  • The TOD Deed can be revoked at any time and a new estate planning strategy can be pursued.
  • A TOD Deed may be revoked by recording a new and different TOD deed, as the law allows more than one revocable TOD deed, and provides that the effective deed will be the one which has the most recent recording date.
  • A TOD Deed may be revoked by transferring the property to someone else by any type of legally valid deed, and recording that deed, prior to the transferor's death. Leaving the property to someone else in a will does not revoke the TOD deed.

Where to Find the Form:

The new law requires use of a specific form. The form is available for online download at a number of county sites (see for example Sacramento County’s form):
https://saclaw.org/wp-content/uploads/form-TOD-deed.pdf

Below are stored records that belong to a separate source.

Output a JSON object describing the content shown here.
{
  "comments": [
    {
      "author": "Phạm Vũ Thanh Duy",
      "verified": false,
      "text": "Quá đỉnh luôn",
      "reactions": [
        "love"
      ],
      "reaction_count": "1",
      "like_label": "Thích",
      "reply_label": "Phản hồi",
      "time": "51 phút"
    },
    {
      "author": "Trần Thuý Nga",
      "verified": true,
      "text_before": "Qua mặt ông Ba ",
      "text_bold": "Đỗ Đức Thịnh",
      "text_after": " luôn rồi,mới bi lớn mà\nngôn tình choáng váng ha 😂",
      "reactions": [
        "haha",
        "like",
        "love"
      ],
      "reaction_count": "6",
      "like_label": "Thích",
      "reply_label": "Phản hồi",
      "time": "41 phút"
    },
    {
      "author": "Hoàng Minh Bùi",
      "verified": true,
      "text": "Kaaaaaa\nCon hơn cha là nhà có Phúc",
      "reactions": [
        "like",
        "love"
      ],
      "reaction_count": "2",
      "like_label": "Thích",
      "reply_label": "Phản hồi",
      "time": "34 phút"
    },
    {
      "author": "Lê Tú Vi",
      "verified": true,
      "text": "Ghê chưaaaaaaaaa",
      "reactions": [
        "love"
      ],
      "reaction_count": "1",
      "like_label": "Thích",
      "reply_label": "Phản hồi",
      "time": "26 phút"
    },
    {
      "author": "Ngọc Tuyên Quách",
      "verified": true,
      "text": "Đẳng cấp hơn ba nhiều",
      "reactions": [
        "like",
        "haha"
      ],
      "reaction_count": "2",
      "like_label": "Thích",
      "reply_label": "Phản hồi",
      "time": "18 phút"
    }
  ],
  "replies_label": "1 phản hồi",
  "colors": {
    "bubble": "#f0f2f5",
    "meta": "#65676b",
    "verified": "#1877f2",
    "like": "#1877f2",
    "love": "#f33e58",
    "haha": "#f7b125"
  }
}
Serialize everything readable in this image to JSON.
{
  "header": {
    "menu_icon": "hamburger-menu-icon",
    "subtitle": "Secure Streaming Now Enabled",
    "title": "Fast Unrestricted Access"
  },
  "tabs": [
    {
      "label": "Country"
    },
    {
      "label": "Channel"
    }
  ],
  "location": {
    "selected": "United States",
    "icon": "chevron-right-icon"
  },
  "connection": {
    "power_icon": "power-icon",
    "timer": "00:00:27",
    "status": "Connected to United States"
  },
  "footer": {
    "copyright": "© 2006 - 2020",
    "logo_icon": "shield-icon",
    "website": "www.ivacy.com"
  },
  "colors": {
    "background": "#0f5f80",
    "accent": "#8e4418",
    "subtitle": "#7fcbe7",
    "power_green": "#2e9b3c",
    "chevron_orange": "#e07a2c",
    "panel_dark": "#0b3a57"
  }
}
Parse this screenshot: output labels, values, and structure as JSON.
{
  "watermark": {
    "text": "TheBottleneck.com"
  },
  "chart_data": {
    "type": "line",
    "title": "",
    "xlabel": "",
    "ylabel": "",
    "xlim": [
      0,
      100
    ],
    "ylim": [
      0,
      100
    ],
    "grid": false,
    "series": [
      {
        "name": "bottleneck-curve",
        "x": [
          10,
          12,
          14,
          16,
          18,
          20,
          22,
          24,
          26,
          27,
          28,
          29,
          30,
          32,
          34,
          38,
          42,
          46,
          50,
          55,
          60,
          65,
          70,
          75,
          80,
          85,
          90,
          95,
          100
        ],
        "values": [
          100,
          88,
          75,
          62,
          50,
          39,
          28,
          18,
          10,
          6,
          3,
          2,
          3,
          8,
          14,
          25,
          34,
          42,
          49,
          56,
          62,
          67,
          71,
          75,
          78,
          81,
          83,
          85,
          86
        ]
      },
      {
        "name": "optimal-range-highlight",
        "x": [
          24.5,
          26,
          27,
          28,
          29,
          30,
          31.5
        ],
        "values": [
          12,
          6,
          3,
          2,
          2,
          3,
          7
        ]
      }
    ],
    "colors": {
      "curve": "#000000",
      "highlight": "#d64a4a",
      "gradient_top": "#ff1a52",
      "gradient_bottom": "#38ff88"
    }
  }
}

The statutory deed form and revocation form are in the California Probate Code, Sections 5642 and 5644.

Note: SB 315 directs the California Law Revision Commission to study the effect of the TOD Deed as to whether the deed is working effectively, whether it has been used to perpetuate financial abuse, whether it needs changes and whether it should be continued, and to report back to the Legislature no later than January 1, 2031. Unless the Legislature acts otherwise, the law will sunset on January 1, 2032, but that would not invalidate any revocable TOD Deed executed before that date.

Page Last Modified: November 2, 2021